In the expansion stage of the business cycle, the revival continues and many more businesses benefit from a good economy--not just a few businesses in specific industries. Companies that require heavy investments such as housing construction companies and appliance manufacturers fully benefit from a good economy. The bull market is back again.
The next stage after expansion is the maturation stage. And we are right back where we started with an economy that is in full gear, with The Dow and the S&P 500 making investors very happy.
In truth, it is sometimes difficult to tell whether the economy is in the expansion or in the maturity stage because at some point, the expansion stage moves into the maturity stage (although the Federal Reserve can help a bit to prolong the expansion).
A contraction stage is easier to spot once you are in it. A high unemployment rate and other signs of stress in the economy can give you a clue about when contraction has set in.
The Difficulty In Knowing How Long
Each Cycle Will Last
Suppose you knew the exact time a stock will hit its lowest level and its highest level in the business cycle.

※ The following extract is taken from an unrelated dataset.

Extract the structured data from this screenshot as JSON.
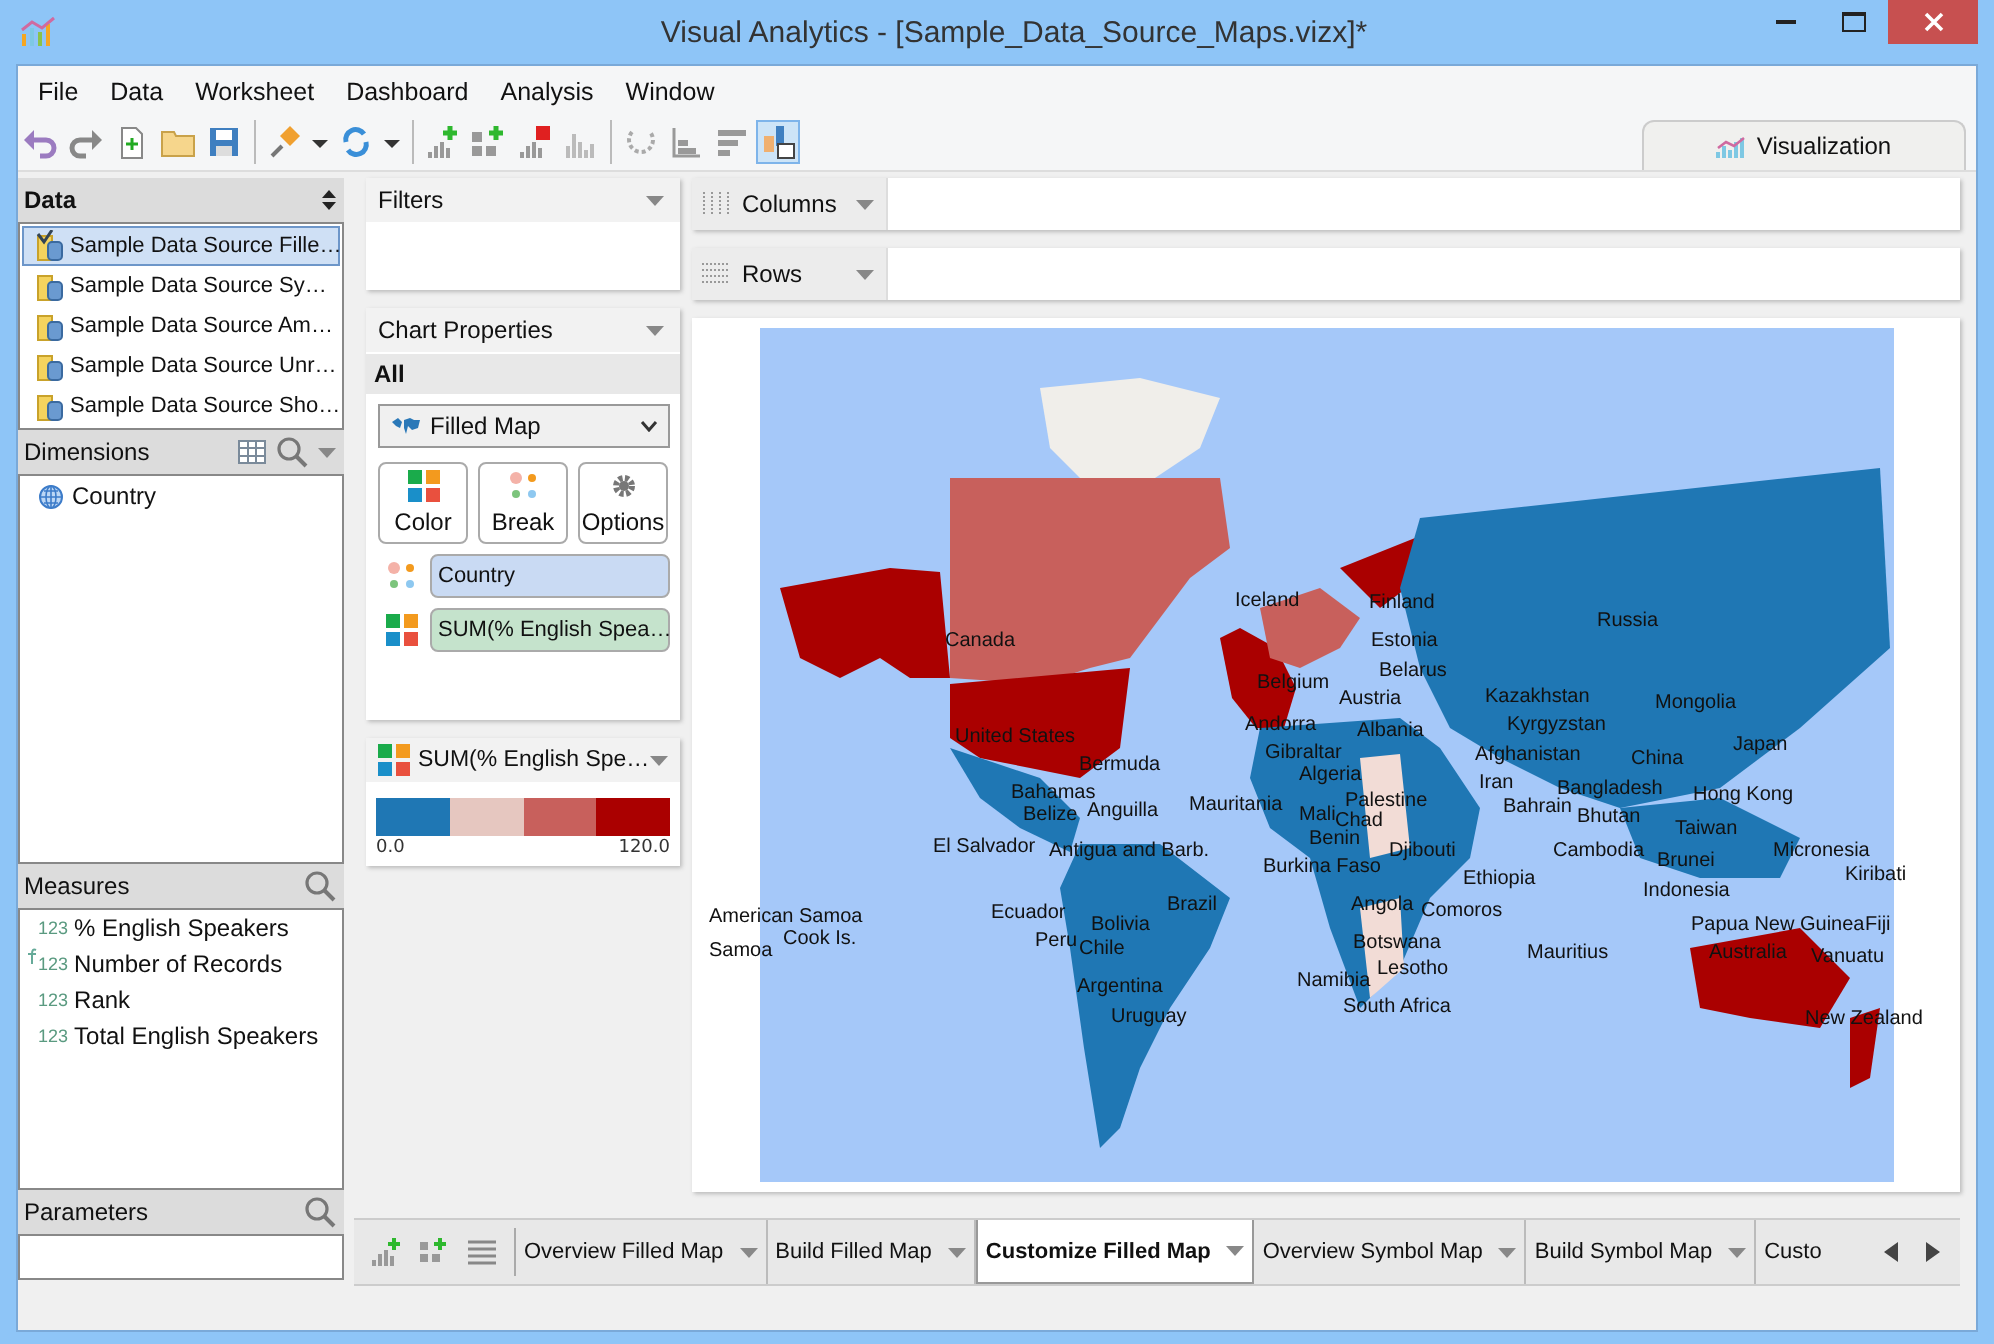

If you knew the exact pattern of a business cycle, you would want to buy the stock when it has hit its lowest level, and sell it when it has hit its highest level (when The Dow and the S&P 500 are at their highest and are just about to come down). As a Teenvestor you can make a fortune if you have the skill to predict the length of the cycles. Unfortunately, no one knows how long each stage of the business cycle will last. In addition, no two business cycles have exactly the same pattern. Therefore, you can't just use a calendar to tell when a new business cycle will begin and end. In April 2000, the U.S. was in the tenth year of an expansion -- the longest expansion in the history of the United States. That expansion came to an end by 2001 after the crash of the high tech segment of the economy and after the tragedy in New York City now called 911.
Why The Fed Tries To Moderate The Business Cycle
It is worth mentioning here that the Federal Reserve tries to moderate the good times in the market by raising and lowering the discount rate. However, despite its efforts, business cycles still occur, although not necessarily with the same sting to the economy. The Federal Reserve simply tries to soften the blow when things are bad and, at the same time, makes sure that the good times don't get out of hand (which can cause more inflation). When the Federal Reserve slows an overheated economy down without causing a recession, this is known as a soft landing.